We will never know how good Novellist was but the chances are that he was one of the best we will ever see. He stopped the Ascot clock at 2.24.6 for the mile and a half. It was his only run in Britain. Talk about a fleeting visit.
True the ground was fast and with Universal and Ektihaam duelling up front the pace was brutal from the start. But in Trading Leather, Hillstar and Cirrus Des Aigles, Novellist had the winners of the Irish Derby, the King Edward VII and the Qipco Champion trailing in his wake. He had bitten two full seconds off Harbinger’s track record set in the same race exactly four years before. But he had done more than that. He had been the very symbol of the racehorse at its best.
Here was the thoroughbred at the peak of its powers. As a four year he was giving a full twelve pounds to both the second and third to allow for their comparative immaturity at only three. As a German bred he proclaimed the virtues of his homeland’s emphasis on stamina rather than precocity. As already a winner of eight of his ten races he demanded far more respect than we had given him. And don’t forget he was supposed to be better with the ground less quick.
But this was his day and our day.
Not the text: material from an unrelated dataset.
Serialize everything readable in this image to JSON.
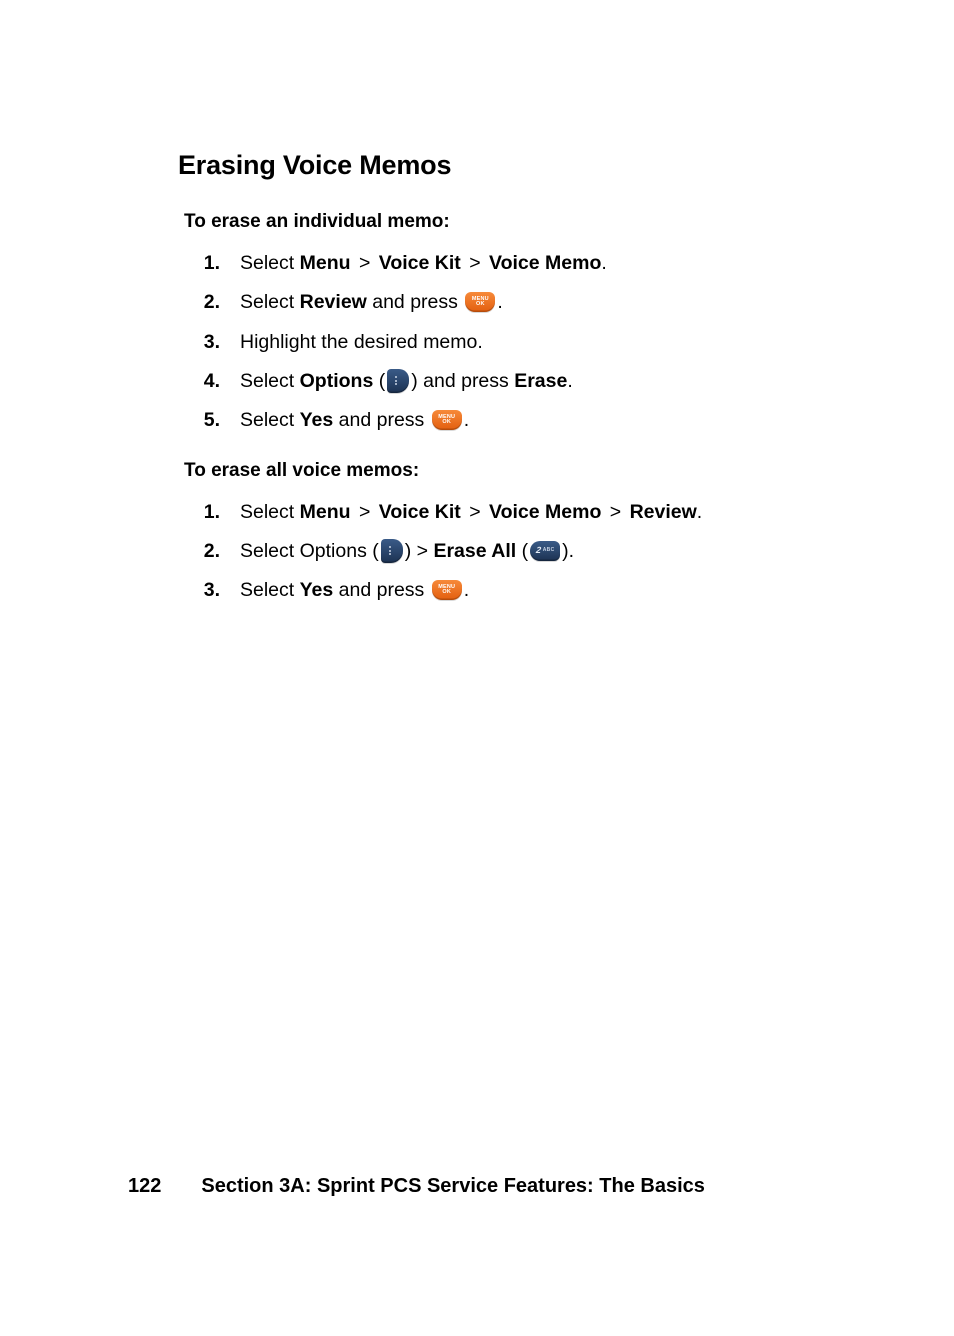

Form analysts can nit pick if they like but this was Britain’s showcase for midsummer with a dark bay powering clear under the Ascot sun. Horse racing should be judged on the big racetrack exam not on homework. That we were not expecting this result and that Novellist was not able to take the French finals in October’s Arc de Triomphe, should have nothing to do with it. Say what you see. For us last season, Novellist should top the charts.